AIM OF THE EXERCISE:
Count up the lines of the data below that contain the string "name", then give only the total.
"""
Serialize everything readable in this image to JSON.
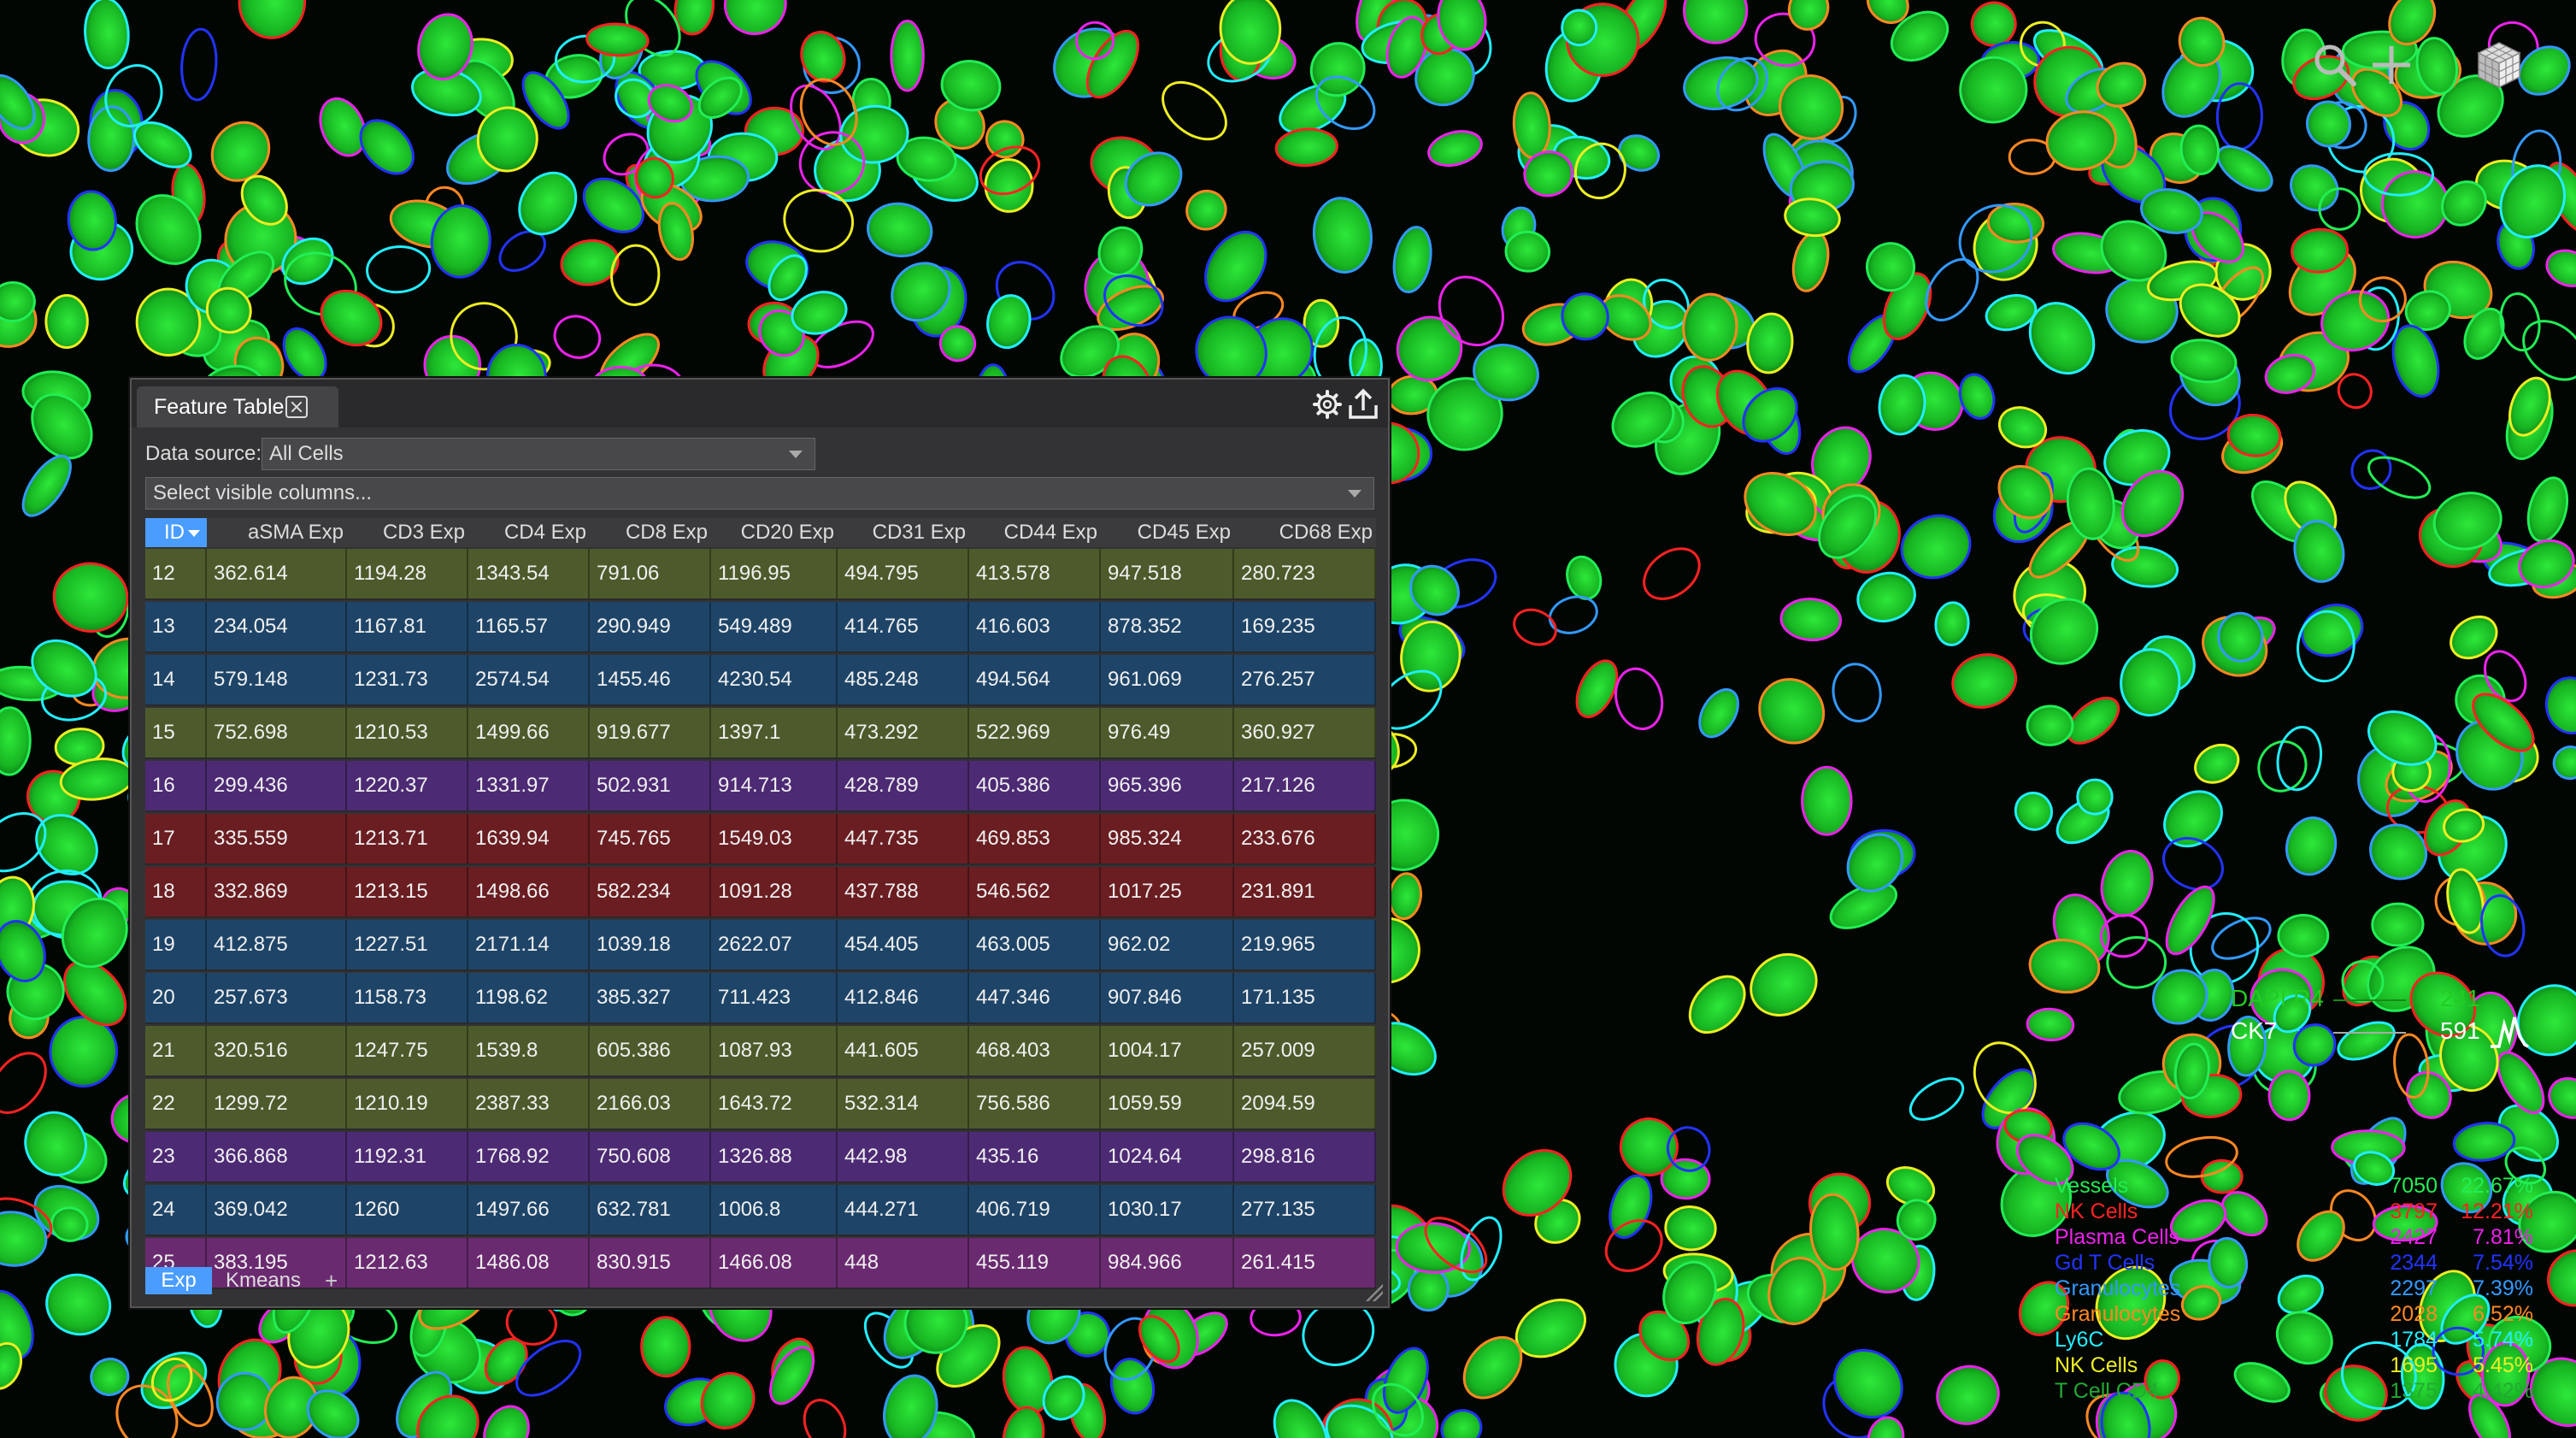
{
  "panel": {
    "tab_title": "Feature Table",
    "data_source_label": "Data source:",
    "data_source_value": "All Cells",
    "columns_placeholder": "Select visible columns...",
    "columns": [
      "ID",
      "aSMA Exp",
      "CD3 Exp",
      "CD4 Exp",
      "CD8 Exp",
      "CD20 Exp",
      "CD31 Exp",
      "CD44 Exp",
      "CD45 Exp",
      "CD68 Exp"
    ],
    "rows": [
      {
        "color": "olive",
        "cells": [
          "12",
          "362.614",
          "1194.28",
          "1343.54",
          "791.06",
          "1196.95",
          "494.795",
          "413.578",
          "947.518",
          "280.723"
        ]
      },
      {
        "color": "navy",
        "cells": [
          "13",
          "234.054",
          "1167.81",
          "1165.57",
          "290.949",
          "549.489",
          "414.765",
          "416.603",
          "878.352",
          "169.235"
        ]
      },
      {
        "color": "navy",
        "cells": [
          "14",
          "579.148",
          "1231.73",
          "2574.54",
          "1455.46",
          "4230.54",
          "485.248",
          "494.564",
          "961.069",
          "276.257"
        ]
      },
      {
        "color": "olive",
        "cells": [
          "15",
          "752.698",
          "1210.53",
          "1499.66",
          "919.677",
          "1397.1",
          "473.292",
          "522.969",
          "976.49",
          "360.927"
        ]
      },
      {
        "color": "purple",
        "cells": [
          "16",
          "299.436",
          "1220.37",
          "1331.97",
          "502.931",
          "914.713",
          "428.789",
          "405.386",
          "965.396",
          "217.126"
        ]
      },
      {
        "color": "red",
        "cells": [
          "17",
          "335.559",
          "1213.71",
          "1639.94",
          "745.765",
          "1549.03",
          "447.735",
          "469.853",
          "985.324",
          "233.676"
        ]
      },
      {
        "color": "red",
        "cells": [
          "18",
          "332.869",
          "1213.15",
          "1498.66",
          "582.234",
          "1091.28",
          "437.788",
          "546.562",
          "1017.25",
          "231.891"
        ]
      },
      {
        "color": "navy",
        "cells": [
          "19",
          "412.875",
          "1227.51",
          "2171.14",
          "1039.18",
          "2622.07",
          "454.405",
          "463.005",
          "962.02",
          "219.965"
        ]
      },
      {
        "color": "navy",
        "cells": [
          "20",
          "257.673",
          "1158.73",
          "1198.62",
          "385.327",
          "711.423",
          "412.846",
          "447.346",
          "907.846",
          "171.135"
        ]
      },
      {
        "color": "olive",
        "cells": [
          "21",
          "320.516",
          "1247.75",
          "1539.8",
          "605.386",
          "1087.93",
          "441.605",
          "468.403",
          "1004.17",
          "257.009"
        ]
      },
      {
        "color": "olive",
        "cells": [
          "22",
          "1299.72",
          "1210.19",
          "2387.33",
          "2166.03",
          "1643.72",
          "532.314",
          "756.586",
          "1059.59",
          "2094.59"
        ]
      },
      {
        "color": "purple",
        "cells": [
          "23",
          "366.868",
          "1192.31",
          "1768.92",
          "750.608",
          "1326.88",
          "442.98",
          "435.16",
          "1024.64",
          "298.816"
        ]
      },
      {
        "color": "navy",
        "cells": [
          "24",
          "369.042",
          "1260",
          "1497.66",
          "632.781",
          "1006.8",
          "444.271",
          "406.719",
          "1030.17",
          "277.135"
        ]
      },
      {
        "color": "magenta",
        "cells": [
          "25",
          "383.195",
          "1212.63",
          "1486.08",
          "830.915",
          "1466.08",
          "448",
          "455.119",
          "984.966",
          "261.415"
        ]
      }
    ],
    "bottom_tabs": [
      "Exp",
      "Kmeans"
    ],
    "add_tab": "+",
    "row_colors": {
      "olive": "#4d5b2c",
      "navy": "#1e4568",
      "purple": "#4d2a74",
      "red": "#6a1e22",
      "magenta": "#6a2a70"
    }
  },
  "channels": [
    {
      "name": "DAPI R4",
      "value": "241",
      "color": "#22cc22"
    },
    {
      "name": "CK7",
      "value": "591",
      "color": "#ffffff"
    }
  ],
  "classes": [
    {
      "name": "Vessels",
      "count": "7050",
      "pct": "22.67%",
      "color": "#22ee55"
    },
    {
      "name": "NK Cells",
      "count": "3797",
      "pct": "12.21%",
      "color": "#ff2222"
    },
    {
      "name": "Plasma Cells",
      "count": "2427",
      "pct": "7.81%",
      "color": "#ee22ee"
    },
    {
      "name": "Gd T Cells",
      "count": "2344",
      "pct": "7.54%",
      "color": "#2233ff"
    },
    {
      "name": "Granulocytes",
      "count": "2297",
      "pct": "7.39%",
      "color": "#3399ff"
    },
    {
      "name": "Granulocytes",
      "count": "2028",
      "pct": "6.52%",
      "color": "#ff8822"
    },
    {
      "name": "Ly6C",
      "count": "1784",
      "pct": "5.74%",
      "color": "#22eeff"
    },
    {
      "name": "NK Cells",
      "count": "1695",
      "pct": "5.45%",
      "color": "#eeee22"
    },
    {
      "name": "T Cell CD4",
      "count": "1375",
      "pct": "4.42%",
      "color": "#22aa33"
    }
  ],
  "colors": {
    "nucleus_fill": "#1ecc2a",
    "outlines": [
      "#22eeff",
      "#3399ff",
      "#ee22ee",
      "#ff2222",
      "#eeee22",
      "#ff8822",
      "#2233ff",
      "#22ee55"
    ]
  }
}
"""
TASK OUTPUT:
11